By Jennie Orton
VANCOUVER – On the Marquee Stage, August 29, 2015, the brothers Kerns and the brothers Dahle plugged in on the stage as Age of Electric for the first time in 17 years and the pop that shot through the stacks was apparently heard across the nation. In pretty short order after the house lights went up that night, interest came from all corners for the band to do more live shows — and as divine luck would have it, they happened to have some new music in the cannon just waiting to go.
“It’s such a fascinating turn of events; every time I go to talk about this it seems more surreal,” says guitarist/vocalist Todd “Dammit” Kerns, who is currently in L.A. enjoying being Slash’s bass guitar beast.
After what Kerns describes as a “passive aggressive” split in 1998, the members of AOE went off and did their own things. Kerns admits, however, that he and guitarist Ryan Dahle remained in close contact, often writing music together on the side. This new music started to really take shape and it wasn’t long before they started to get that old familiar ache for the stage.

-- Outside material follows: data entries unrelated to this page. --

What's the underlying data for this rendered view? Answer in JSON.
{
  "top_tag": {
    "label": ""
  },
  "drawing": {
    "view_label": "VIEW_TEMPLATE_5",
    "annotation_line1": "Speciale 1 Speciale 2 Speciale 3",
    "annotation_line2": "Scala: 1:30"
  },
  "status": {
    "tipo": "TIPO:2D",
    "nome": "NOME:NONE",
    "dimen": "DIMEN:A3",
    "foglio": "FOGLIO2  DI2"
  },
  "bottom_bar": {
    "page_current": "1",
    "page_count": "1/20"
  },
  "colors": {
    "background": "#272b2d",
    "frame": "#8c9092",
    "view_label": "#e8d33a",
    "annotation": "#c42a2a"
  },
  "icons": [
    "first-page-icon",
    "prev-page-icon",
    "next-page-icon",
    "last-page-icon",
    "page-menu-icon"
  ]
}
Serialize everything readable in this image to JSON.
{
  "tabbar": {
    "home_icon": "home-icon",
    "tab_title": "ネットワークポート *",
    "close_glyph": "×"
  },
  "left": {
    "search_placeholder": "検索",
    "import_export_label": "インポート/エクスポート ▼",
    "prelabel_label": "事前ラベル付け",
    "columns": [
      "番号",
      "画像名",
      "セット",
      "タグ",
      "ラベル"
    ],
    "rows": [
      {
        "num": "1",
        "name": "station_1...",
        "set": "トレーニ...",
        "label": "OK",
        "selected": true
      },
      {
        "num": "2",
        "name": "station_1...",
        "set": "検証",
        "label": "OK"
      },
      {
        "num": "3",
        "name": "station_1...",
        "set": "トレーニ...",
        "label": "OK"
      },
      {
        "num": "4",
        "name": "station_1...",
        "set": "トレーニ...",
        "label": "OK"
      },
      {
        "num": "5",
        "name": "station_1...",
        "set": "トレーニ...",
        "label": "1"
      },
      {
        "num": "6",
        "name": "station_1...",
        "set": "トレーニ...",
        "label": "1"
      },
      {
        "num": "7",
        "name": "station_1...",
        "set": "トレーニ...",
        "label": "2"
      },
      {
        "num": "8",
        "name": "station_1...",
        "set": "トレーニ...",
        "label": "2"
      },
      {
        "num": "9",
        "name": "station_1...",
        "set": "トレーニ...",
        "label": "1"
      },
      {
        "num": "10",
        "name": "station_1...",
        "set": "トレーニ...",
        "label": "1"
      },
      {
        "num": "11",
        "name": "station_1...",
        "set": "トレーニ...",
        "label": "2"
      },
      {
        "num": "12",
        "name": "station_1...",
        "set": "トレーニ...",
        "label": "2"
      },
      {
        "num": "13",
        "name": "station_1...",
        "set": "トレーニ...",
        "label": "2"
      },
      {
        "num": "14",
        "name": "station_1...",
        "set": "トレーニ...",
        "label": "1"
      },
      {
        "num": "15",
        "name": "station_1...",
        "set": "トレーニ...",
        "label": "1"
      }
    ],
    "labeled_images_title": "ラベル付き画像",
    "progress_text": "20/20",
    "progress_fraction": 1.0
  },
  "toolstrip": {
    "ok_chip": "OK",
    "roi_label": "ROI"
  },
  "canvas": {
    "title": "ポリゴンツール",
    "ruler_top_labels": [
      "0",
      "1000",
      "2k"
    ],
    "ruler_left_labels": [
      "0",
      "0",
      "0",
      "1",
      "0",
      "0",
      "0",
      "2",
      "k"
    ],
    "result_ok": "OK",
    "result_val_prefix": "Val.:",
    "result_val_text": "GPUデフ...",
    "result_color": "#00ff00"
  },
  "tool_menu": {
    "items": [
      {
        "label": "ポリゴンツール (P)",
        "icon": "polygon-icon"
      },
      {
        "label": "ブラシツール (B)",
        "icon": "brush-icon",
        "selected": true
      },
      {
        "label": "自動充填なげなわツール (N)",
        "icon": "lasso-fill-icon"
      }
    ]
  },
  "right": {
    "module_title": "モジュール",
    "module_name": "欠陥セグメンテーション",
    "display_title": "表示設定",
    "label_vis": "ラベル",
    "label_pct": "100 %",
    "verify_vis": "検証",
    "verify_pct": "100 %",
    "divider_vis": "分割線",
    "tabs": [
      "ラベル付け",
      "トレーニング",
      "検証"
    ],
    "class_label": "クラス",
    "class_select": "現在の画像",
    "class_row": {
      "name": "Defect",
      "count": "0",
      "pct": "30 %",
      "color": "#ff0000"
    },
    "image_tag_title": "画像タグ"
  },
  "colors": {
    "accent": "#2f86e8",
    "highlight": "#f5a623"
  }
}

“We were just kind of like, ‘Hey, we still do this pretty well together,’” Kerns says. And then, as they say, it just sort of happened.
With the approach of the 20th anniversary of their monster hit and last release before the split, Make a Pest a Pet, the decision was made to not only release the four new tracks they had in the can as an EP (The Pretty EP, released February 17) but also a remastered two-LP vinyl reissue with bonus tracks of Pest a Pet on the same day, and a Canadian tour to support both.
“All that stuff just kind of seemed to fall from the sky at once. In the eleventh hour I kept expecting it to fall apart. It’s like picking out a china pattern with a girlfriend, y’know? You’re thinking, ‘I dunno, are we ready for this?’”
As with any situation where things get revisited after 20 years, there have been some surprises in the shows played live insofar as which songs seem to have blossomed during the hiatus. Kerns has noticed a large following for the set opener, the bratty and relentless bit of perfect ‘90s alternative that is “Motor” from their self-titled 1995 album. Kerns acknowledges that when the album came out, the band had so much to prove that their trajectory prevented them from standing with the release too long.
“That music didn’t really have a chance to…I dunno, ripen? I guess?” he laughs. “Those songs have been planted for 20 years, some for over 20 years, and it’s interesting to see what they have become out there. And the only way to see what they have become is to play them on stage and see the reaction.”
An impressive history for a band with two sets of brothers. Defying the odds of what normally happens when family spends that much time together (cough, Oasis, cough) the amicability of this band keeps the music hooky but authentic, nostalgically ‘90s yet refreshingly new (as evident with the rolling-and-rumbling catchy strummer “Show Me Your Weakness” from The Pretty EP, which sounds like it would fit right in streaming out an open window at Easy Eye Studio). But just in case, Kerns has his own technique for any disagreements:
“The finishing and starting move would be [brother and bassist] John Kerns — I’d be that guy in the corner with a Slurpee saying, “Kick his ass, man!’”
Age Of Electric perform March 24 at the Commodore Ballroom (Vancouver).Age of Electric